======== RECORDED DATA ========

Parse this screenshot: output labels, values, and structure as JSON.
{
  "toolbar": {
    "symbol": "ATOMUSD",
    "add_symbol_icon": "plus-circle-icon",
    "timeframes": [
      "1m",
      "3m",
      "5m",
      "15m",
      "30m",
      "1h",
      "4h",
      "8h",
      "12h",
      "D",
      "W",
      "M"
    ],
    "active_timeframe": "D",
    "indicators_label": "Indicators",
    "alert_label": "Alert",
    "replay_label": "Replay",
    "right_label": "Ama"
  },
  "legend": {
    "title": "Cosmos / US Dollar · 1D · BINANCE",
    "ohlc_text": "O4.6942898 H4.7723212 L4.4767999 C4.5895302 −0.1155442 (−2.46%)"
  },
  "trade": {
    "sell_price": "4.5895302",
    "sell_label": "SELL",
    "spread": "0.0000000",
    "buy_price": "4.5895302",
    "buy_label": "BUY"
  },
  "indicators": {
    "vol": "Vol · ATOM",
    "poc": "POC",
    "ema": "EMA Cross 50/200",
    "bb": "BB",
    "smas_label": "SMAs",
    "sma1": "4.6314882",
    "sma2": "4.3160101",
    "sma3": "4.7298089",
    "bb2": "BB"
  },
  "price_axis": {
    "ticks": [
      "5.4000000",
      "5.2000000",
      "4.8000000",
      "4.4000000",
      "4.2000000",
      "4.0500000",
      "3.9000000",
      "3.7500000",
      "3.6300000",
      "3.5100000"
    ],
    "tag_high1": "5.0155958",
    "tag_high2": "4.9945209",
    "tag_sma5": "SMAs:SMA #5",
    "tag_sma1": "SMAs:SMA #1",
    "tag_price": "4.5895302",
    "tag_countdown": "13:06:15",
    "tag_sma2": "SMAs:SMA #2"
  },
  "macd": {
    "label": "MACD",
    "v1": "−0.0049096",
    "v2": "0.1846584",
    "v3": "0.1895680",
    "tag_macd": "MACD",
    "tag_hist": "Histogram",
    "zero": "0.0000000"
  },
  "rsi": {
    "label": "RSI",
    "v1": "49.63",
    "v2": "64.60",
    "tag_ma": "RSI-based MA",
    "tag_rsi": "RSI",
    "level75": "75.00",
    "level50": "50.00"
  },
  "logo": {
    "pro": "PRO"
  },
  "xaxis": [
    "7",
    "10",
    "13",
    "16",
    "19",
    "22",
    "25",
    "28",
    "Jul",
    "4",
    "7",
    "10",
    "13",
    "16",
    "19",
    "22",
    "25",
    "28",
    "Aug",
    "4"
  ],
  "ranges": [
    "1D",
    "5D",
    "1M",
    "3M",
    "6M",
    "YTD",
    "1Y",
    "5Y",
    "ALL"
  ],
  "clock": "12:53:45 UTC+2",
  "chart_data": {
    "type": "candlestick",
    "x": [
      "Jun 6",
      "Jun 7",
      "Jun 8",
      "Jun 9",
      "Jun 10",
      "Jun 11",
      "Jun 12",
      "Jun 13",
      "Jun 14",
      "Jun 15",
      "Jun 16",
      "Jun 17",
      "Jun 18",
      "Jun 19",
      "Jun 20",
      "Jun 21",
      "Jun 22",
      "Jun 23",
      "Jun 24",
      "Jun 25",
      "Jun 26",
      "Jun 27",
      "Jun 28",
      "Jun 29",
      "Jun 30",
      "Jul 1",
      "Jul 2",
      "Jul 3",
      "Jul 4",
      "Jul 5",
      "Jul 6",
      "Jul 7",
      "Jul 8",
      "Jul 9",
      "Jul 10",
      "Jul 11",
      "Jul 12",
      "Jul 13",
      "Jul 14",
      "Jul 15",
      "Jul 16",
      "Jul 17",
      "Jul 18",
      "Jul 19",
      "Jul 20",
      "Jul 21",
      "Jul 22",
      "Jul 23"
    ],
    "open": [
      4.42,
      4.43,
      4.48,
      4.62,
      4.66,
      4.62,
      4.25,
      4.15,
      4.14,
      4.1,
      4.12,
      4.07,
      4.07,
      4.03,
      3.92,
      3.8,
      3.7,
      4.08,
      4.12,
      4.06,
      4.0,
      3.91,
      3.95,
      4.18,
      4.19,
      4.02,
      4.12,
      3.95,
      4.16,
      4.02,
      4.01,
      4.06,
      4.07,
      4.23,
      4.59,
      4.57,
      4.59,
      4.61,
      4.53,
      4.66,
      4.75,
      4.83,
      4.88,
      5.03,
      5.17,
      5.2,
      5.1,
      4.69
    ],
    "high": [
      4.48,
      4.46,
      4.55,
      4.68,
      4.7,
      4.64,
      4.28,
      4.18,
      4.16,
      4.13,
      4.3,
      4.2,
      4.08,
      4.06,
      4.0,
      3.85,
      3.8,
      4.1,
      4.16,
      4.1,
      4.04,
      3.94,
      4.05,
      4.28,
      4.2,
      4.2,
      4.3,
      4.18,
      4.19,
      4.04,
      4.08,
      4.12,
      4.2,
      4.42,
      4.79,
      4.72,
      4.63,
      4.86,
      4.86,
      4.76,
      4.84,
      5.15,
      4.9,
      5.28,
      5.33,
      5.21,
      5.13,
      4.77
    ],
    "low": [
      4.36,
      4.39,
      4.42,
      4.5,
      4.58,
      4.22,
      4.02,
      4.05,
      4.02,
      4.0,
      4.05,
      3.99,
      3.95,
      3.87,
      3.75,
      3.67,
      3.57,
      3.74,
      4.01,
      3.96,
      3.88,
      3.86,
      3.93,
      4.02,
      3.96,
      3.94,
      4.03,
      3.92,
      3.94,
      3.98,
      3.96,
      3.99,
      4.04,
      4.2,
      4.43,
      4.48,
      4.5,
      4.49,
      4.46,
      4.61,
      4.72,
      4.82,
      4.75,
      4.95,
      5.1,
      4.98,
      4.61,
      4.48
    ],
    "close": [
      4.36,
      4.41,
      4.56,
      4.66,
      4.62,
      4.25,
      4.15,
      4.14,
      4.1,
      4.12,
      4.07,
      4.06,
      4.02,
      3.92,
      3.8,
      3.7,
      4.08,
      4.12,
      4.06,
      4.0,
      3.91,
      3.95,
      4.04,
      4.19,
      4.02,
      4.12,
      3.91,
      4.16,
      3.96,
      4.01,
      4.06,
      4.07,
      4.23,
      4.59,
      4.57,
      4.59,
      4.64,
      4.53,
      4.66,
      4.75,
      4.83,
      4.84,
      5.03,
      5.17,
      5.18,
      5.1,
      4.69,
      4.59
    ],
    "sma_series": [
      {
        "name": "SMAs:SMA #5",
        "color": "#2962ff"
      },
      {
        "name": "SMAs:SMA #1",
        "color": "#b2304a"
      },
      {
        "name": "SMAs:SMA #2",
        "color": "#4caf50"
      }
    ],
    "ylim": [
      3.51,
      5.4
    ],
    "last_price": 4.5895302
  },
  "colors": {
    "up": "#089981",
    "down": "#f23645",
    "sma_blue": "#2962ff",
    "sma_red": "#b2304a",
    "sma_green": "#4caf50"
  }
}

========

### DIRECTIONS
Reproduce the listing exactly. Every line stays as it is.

### FINISHED EXERCISE
Parse this screenshot: output labels, values, and structure as JSON.
{
  "toolbar": {
    "symbol": "ATOMUSD",
    "add_symbol_icon": "plus-circle-icon",
    "timeframes": [
      "1m",
      "3m",
      "5m",
      "15m",
      "30m",
      "1h",
      "4h",
      "8h",
      "12h",
      "D",
      "W",
      "M"
    ],
    "active_timeframe": "D",
    "indicators_label": "Indicators",
    "alert_label": "Alert",
    "replay_label": "Replay",
    "right_label": "Ama"
  },
  "legend": {
    "title": "Cosmos / US Dollar · 1D · BINANCE",
    "ohlc_text": "O4.6942898 H4.7723212 L4.4767999 C4.5895302 −0.1155442 (−2.46%)"
  },
  "trade": {
    "sell_price": "4.5895302",
    "sell_label": "SELL",
    "spread": "0.0000000",
    "buy_price": "4.5895302",
    "buy_label": "BUY"
  },
  "indicators": {
    "vol": "Vol · ATOM",
    "poc": "POC",
    "ema": "EMA Cross 50/200",
    "bb": "BB",
    "smas_label": "SMAs",
    "sma1": "4.6314882",
    "sma2": "4.3160101",
    "sma3": "4.7298089",
    "bb2": "BB"
  },
  "price_axis": {
    "ticks": [
      "5.4000000",
      "5.2000000",
      "4.8000000",
      "4.4000000",
      "4.2000000",
      "4.0500000",
      "3.9000000",
      "3.7500000",
      "3.6300000",
      "3.5100000"
    ],
    "tag_high1": "5.0155958",
    "tag_high2": "4.9945209",
    "tag_sma5": "SMAs:SMA #5",
    "tag_sma1": "SMAs:SMA #1",
    "tag_price": "4.5895302",
    "tag_countdown": "13:06:15",
    "tag_sma2": "SMAs:SMA #2"
  },
  "macd": {
    "label": "MACD",
    "v1": "−0.0049096",
    "v2": "0.1846584",
    "v3": "0.1895680",
    "tag_macd": "MACD",
    "tag_hist": "Histogram",
    "zero": "0.0000000"
  },
  "rsi": {
    "label": "RSI",
    "v1": "49.63",
    "v2": "64.60",
    "tag_ma": "RSI-based MA",
    "tag_rsi": "RSI",
    "level75": "75.00",
    "level50": "50.00"
  },
  "logo": {
    "pro": "PRO"
  },
  "xaxis": [
    "7",
    "10",
    "13",
    "16",
    "19",
    "22",
    "25",
    "28",
    "Jul",
    "4",
    "7",
    "10",
    "13",
    "16",
    "19",
    "22",
    "25",
    "28",
    "Aug",
    "4"
  ],
  "ranges": [
    "1D",
    "5D",
    "1M",
    "3M",
    "6M",
    "YTD",
    "1Y",
    "5Y",
    "ALL"
  ],
  "clock": "12:53:45 UTC+2",
  "chart_data": {
    "type": "candlestick",
    "x": [
      "Jun 6",
      "Jun 7",
      "Jun 8",
      "Jun 9",
      "Jun 10",
      "Jun 11",
      "Jun 12",
      "Jun 13",
      "Jun 14",
      "Jun 15",
      "Jun 16",
      "Jun 17",
      "Jun 18",
      "Jun 19",
      "Jun 20",
      "Jun 21",
      "Jun 22",
      "Jun 23",
      "Jun 24",
      "Jun 25",
      "Jun 26",
      "Jun 27",
      "Jun 28",
      "Jun 29",
      "Jun 30",
      "Jul 1",
      "Jul 2",
      "Jul 3",
      "Jul 4",
      "Jul 5",
      "Jul 6",
      "Jul 7",
      "Jul 8",
      "Jul 9",
      "Jul 10",
      "Jul 11",
      "Jul 12",
      "Jul 13",
      "Jul 14",
      "Jul 15",
      "Jul 16",
      "Jul 17",
      "Jul 18",
      "Jul 19",
      "Jul 20",
      "Jul 21",
      "Jul 22",
      "Jul 23"
    ],
    "open": [
      4.42,
      4.43,
      4.48,
      4.62,
      4.66,
      4.62,
      4.25,
      4.15,
      4.14,
      4.1,
      4.12,
      4.07,
      4.07,
      4.03,
      3.92,
      3.8,
      3.7,
      4.08,
      4.12,
      4.06,
      4.0,
      3.91,
      3.95,
      4.18,
      4.19,
      4.02,
      4.12,
      3.95,
      4.16,
      4.02,
      4.01,
      4.06,
      4.07,
      4.23,
      4.59,
      4.57,
      4.59,
      4.61,
      4.53,
      4.66,
      4.75,
      4.83,
      4.88,
      5.03,
      5.17,
      5.2,
      5.1,
      4.69
    ],
    "high": [
      4.48,
      4.46,
      4.55,
      4.68,
      4.7,
      4.64,
      4.28,
      4.18,
      4.16,
      4.13,
      4.3,
      4.2,
      4.08,
      4.06,
      4.0,
      3.85,
      3.8,
      4.1,
      4.16,
      4.1,
      4.04,
      3.94,
      4.05,
      4.28,
      4.2,
      4.2,
      4.3,
      4.18,
      4.19,
      4.04,
      4.08,
      4.12,
      4.2,
      4.42,
      4.79,
      4.72,
      4.63,
      4.86,
      4.86,
      4.76,
      4.84,
      5.15,
      4.9,
      5.28,
      5.33,
      5.21,
      5.13,
      4.77
    ],
    "low": [
      4.36,
      4.39,
      4.42,
      4.5,
      4.58,
      4.22,
      4.02,
      4.05,
      4.02,
      4.0,
      4.05,
      3.99,
      3.95,
      3.87,
      3.75,
      3.67,
      3.57,
      3.74,
      4.01,
      3.96,
      3.88,
      3.86,
      3.93,
      4.02,
      3.96,
      3.94,
      4.03,
      3.92,
      3.94,
      3.98,
      3.96,
      3.99,
      4.04,
      4.2,
      4.43,
      4.48,
      4.5,
      4.49,
      4.46,
      4.61,
      4.72,
      4.82,
      4.75,
      4.95,
      5.1,
      4.98,
      4.61,
      4.48
    ],
    "close": [
      4.36,
      4.41,
      4.56,
      4.66,
      4.62,
      4.25,
      4.15,
      4.14,
      4.1,
      4.12,
      4.07,
      4.06,
      4.02,
      3.92,
      3.8,
      3.7,
      4.08,
      4.12,
      4.06,
      4.0,
      3.91,
      3.95,
      4.04,
      4.19,
      4.02,
      4.12,
      3.91,
      4.16,
      3.96,
      4.01,
      4.06,
      4.07,
      4.23,
      4.59,
      4.57,
      4.59,
      4.64,
      4.53,
      4.66,
      4.75,
      4.83,
      4.84,
      5.03,
      5.17,
      5.18,
      5.1,
      4.69,
      4.59
    ],
    "sma_series": [
      {
        "name": "SMAs:SMA #5",
        "color": "#2962ff"
      },
      {
        "name": "SMAs:SMA #1",
        "color": "#b2304a"
      },
      {
        "name": "SMAs:SMA #2",
        "color": "#4caf50"
      }
    ],
    "ylim": [
      3.51,
      5.4
    ],
    "last_price": 4.5895302
  },
  "colors": {
    "up": "#089981",
    "down": "#f23645",
    "sma_blue": "#2962ff",
    "sma_red": "#b2304a",
    "sma_green": "#4caf50"
  }
}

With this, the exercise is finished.